*** Block opens ***

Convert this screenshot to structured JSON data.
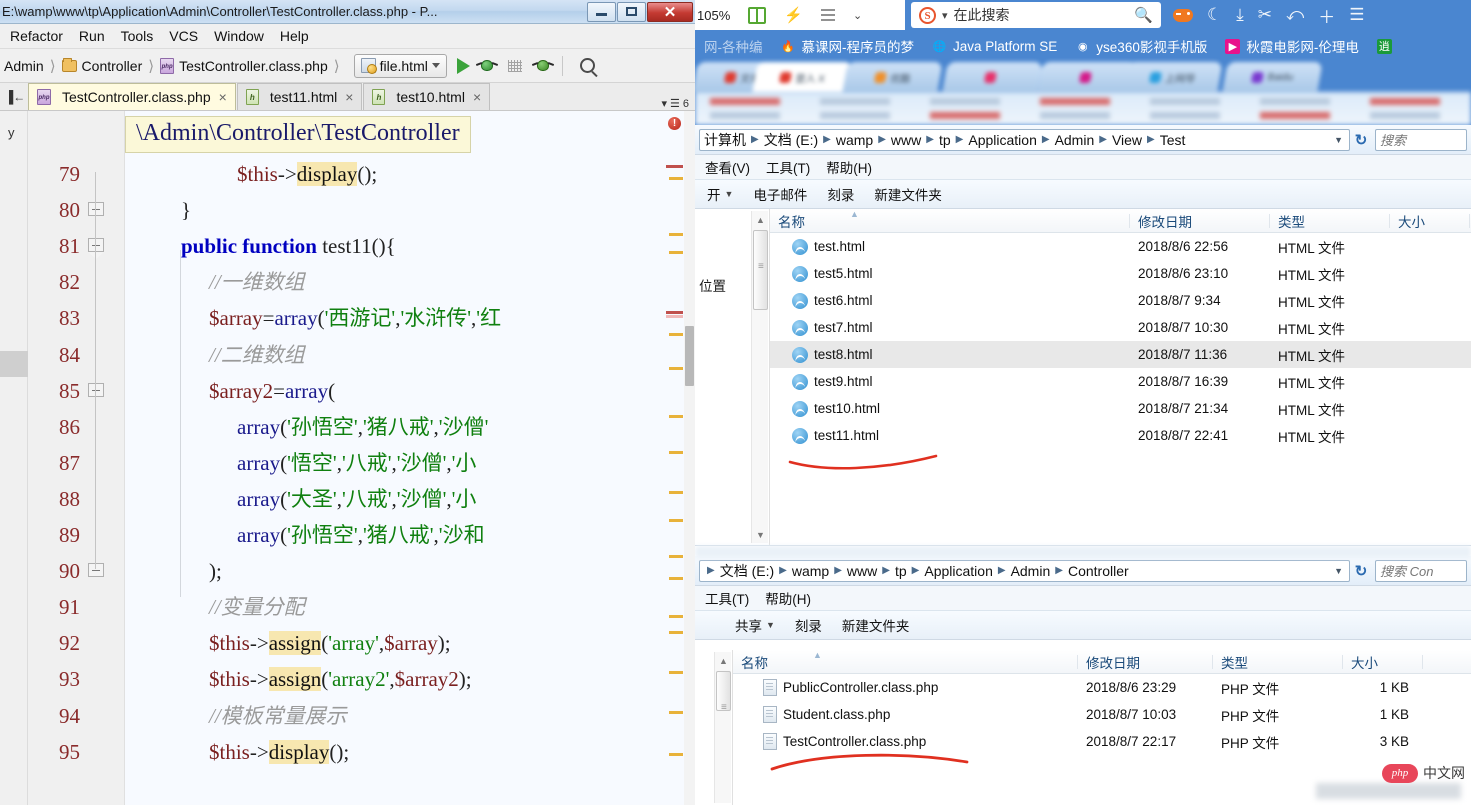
{
  "ide": {
    "title": "E:\\wamp\\www\\tp\\Application\\Admin\\Controller\\TestController.class.php - P...",
    "window_buttons": {
      "minimize": "minimize-button",
      "maximize": "maximize-button",
      "close": "✕"
    },
    "menus": [
      "Refactor",
      "Run",
      "Tools",
      "VCS",
      "Window",
      "Help"
    ],
    "breadcrumb": [
      "Admin",
      "Controller",
      "TestController.class.php"
    ],
    "run_config": "file.html",
    "tabs": [
      {
        "label": "TestController.class.php",
        "icon": "php-file-icon",
        "active": true
      },
      {
        "label": "test11.html",
        "icon": "html-file-icon",
        "active": false
      },
      {
        "label": "test10.html",
        "icon": "html-file-icon",
        "active": false
      }
    ],
    "tabs_counter": "6",
    "left_strip_label": "y",
    "hint": "\\Admin\\Controller\\TestController",
    "error_badge": "!",
    "line_numbers": [
      79,
      80,
      81,
      82,
      83,
      84,
      85,
      86,
      87,
      88,
      89,
      90,
      91,
      92,
      93,
      94,
      95
    ],
    "code": [
      {
        "n": 79,
        "indent": 4,
        "tokens": [
          {
            "t": "$this",
            "c": "var"
          },
          {
            "t": "->",
            "c": "pun"
          },
          {
            "t": "display",
            "c": "hl"
          },
          {
            "t": "();",
            "c": "pun"
          }
        ]
      },
      {
        "n": 80,
        "indent": 2,
        "tokens": [
          {
            "t": "}",
            "c": "pun"
          }
        ]
      },
      {
        "n": 81,
        "indent": 2,
        "tokens": [
          {
            "t": "public function ",
            "c": "kw"
          },
          {
            "t": "test11",
            "c": "plain"
          },
          {
            "t": "(){",
            "c": "pun"
          }
        ]
      },
      {
        "n": 82,
        "indent": 3,
        "tokens": [
          {
            "t": "//一维数组",
            "c": "cmt"
          }
        ]
      },
      {
        "n": 83,
        "indent": 3,
        "tokens": [
          {
            "t": "$array",
            "c": "var"
          },
          {
            "t": "=",
            "c": "pun"
          },
          {
            "t": "array",
            "c": "fn"
          },
          {
            "t": "(",
            "c": "pun"
          },
          {
            "t": "'西游记'",
            "c": "str"
          },
          {
            "t": ",",
            "c": "pun"
          },
          {
            "t": "'水浒传'",
            "c": "str"
          },
          {
            "t": ",",
            "c": "pun"
          },
          {
            "t": "'红",
            "c": "str"
          }
        ]
      },
      {
        "n": 84,
        "indent": 3,
        "tokens": [
          {
            "t": "//二维数组",
            "c": "cmt"
          }
        ]
      },
      {
        "n": 85,
        "indent": 3,
        "tokens": [
          {
            "t": "$array2",
            "c": "var"
          },
          {
            "t": "=",
            "c": "pun"
          },
          {
            "t": "array",
            "c": "fn"
          },
          {
            "t": "(",
            "c": "pun"
          }
        ]
      },
      {
        "n": 86,
        "indent": 4,
        "tokens": [
          {
            "t": "array",
            "c": "fn"
          },
          {
            "t": "(",
            "c": "pun"
          },
          {
            "t": "'孙悟空'",
            "c": "str"
          },
          {
            "t": ",",
            "c": "pun"
          },
          {
            "t": "'猪八戒'",
            "c": "str"
          },
          {
            "t": ",",
            "c": "pun"
          },
          {
            "t": "'沙僧'",
            "c": "str"
          }
        ]
      },
      {
        "n": 87,
        "indent": 4,
        "tokens": [
          {
            "t": "array",
            "c": "fn"
          },
          {
            "t": "(",
            "c": "pun"
          },
          {
            "t": "'悟空'",
            "c": "str"
          },
          {
            "t": ",",
            "c": "pun"
          },
          {
            "t": "'八戒'",
            "c": "str"
          },
          {
            "t": ",",
            "c": "pun"
          },
          {
            "t": "'沙僧'",
            "c": "str"
          },
          {
            "t": ",",
            "c": "pun"
          },
          {
            "t": "'小",
            "c": "str"
          }
        ]
      },
      {
        "n": 88,
        "indent": 4,
        "tokens": [
          {
            "t": "array",
            "c": "fn"
          },
          {
            "t": "(",
            "c": "pun"
          },
          {
            "t": "'大圣'",
            "c": "str"
          },
          {
            "t": ",",
            "c": "pun"
          },
          {
            "t": "'八戒'",
            "c": "str"
          },
          {
            "t": ",",
            "c": "pun"
          },
          {
            "t": "'沙僧'",
            "c": "str"
          },
          {
            "t": ",",
            "c": "pun"
          },
          {
            "t": "'小",
            "c": "str"
          }
        ]
      },
      {
        "n": 89,
        "indent": 4,
        "tokens": [
          {
            "t": "array",
            "c": "fn"
          },
          {
            "t": "(",
            "c": "pun"
          },
          {
            "t": "'孙悟空'",
            "c": "str"
          },
          {
            "t": ",",
            "c": "pun"
          },
          {
            "t": "'猪八戒'",
            "c": "str"
          },
          {
            "t": ",",
            "c": "pun"
          },
          {
            "t": "'沙和",
            "c": "str"
          }
        ]
      },
      {
        "n": 90,
        "indent": 3,
        "tokens": [
          {
            "t": ");",
            "c": "pun"
          }
        ]
      },
      {
        "n": 91,
        "indent": 3,
        "tokens": [
          {
            "t": "//变量分配",
            "c": "cmt"
          }
        ]
      },
      {
        "n": 92,
        "indent": 3,
        "tokens": [
          {
            "t": "$this",
            "c": "var"
          },
          {
            "t": "->",
            "c": "pun"
          },
          {
            "t": "assign",
            "c": "hl"
          },
          {
            "t": "(",
            "c": "pun"
          },
          {
            "t": "'array'",
            "c": "str"
          },
          {
            "t": ",",
            "c": "pun"
          },
          {
            "t": "$array",
            "c": "var"
          },
          {
            "t": ");",
            "c": "pun"
          }
        ]
      },
      {
        "n": 93,
        "indent": 3,
        "tokens": [
          {
            "t": "$this",
            "c": "var"
          },
          {
            "t": "->",
            "c": "pun"
          },
          {
            "t": "assign",
            "c": "hl"
          },
          {
            "t": "(",
            "c": "pun"
          },
          {
            "t": "'array2'",
            "c": "str"
          },
          {
            "t": ",",
            "c": "pun"
          },
          {
            "t": "$array2",
            "c": "var"
          },
          {
            "t": ");",
            "c": "pun"
          }
        ]
      },
      {
        "n": 94,
        "indent": 3,
        "tokens": [
          {
            "t": "//模板常量展示",
            "c": "cmt"
          }
        ]
      },
      {
        "n": 95,
        "indent": 3,
        "tokens": [
          {
            "t": "$this",
            "c": "var"
          },
          {
            "t": "->",
            "c": "pun"
          },
          {
            "t": "display",
            "c": "hl"
          },
          {
            "t": "();",
            "c": "pun"
          }
        ]
      }
    ]
  },
  "browser": {
    "zoom": "105%",
    "search_placeholder": "在此搜索",
    "search_engine": "S",
    "icons": [
      "bookmark-icon",
      "lightning-icon",
      "menu-dots-icon",
      "chevron-down-icon",
      "gamepad-icon",
      "night-mode-icon",
      "download-icon",
      "scissors-icon",
      "history-icon",
      "new-tab-icon",
      "hamburger-menu-icon"
    ],
    "bookmarks": [
      {
        "label": "网-各种编",
        "icon": ""
      },
      {
        "label": "慕课网-程序员的梦",
        "icon": "🔥"
      },
      {
        "label": "Java Platform SE",
        "icon": "🌐"
      },
      {
        "label": "yse360影视手机版",
        "icon": "◉"
      },
      {
        "label": "秋霞电影网-伦理电",
        "icon": "▶"
      },
      {
        "label": "逍",
        "icon": "逍"
      }
    ],
    "tabs": [
      {
        "label": "文章"
      },
      {
        "label": "登入 X"
      },
      {
        "label": "优酷"
      },
      {
        "label": ""
      },
      {
        "label": ""
      },
      {
        "label": "上网导"
      },
      {
        "label": "Baidu"
      }
    ]
  },
  "explorer1": {
    "path": [
      "计算机",
      "文档 (E:)",
      "wamp",
      "www",
      "tp",
      "Application",
      "Admin",
      "View",
      "Test"
    ],
    "search_placeholder": "搜索",
    "menus": [
      "查看(V)",
      "工具(T)",
      "帮助(H)"
    ],
    "toolbar": [
      "开",
      "电子邮件",
      "刻录",
      "新建文件夹"
    ],
    "nav_label": "位置",
    "columns": [
      "名称",
      "修改日期",
      "类型",
      "大小"
    ],
    "files": [
      {
        "name": "test.html",
        "date": "2018/8/6 22:56",
        "type": "HTML 文件",
        "size": "",
        "selected": false
      },
      {
        "name": "test5.html",
        "date": "2018/8/6 23:10",
        "type": "HTML 文件",
        "size": "",
        "selected": false
      },
      {
        "name": "test6.html",
        "date": "2018/8/7 9:34",
        "type": "HTML 文件",
        "size": "",
        "selected": false
      },
      {
        "name": "test7.html",
        "date": "2018/8/7 10:30",
        "type": "HTML 文件",
        "size": "",
        "selected": false
      },
      {
        "name": "test8.html",
        "date": "2018/8/7 11:36",
        "type": "HTML 文件",
        "size": "",
        "selected": true
      },
      {
        "name": "test9.html",
        "date": "2018/8/7 16:39",
        "type": "HTML 文件",
        "size": "",
        "selected": false
      },
      {
        "name": "test10.html",
        "date": "2018/8/7 21:34",
        "type": "HTML 文件",
        "size": "",
        "selected": false
      },
      {
        "name": "test11.html",
        "date": "2018/8/7 22:41",
        "type": "HTML 文件",
        "size": "",
        "selected": false
      }
    ],
    "annotation": "red-underline-test11"
  },
  "explorer2": {
    "path": [
      "文档 (E:)",
      "wamp",
      "www",
      "tp",
      "Application",
      "Admin",
      "Controller"
    ],
    "search_placeholder": "搜索 Con",
    "menus": [
      "工具(T)",
      "帮助(H)"
    ],
    "toolbar": [
      "共享",
      "刻录",
      "新建文件夹"
    ],
    "columns": [
      "名称",
      "修改日期",
      "类型",
      "大小"
    ],
    "files": [
      {
        "name": "PublicController.class.php",
        "date": "2018/8/6 23:29",
        "type": "PHP 文件",
        "size": "1 KB"
      },
      {
        "name": "Student.class.php",
        "date": "2018/8/7 10:03",
        "type": "PHP 文件",
        "size": "1 KB"
      },
      {
        "name": "TestController.class.php",
        "date": "2018/8/7 22:17",
        "type": "PHP 文件",
        "size": "3 KB"
      }
    ],
    "annotation": "red-underline-testcontroller"
  },
  "watermark": {
    "badge": "php",
    "text": "中文网"
  },
  "colors": {
    "accent_blue": "#4a86d0",
    "annotation_red": "#e03020",
    "string_green": "#108010",
    "keyword_blue": "#0000c0",
    "linenum_red": "#8a2b2b",
    "highlight_yellow": "#f7e7b0"
  }
}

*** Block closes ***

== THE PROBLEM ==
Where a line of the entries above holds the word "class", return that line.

== REPLY ==
    "title": "E:\\wamp\\www\\tp\\Application\\Admin\\Controller\\TestController.class.php - P...",
      "TestController.class.php"
        "label": "TestController.class.php",
        "name": "PublicController.class.php",
        "name": "Student.class.php",
        "name": "TestController.class.php",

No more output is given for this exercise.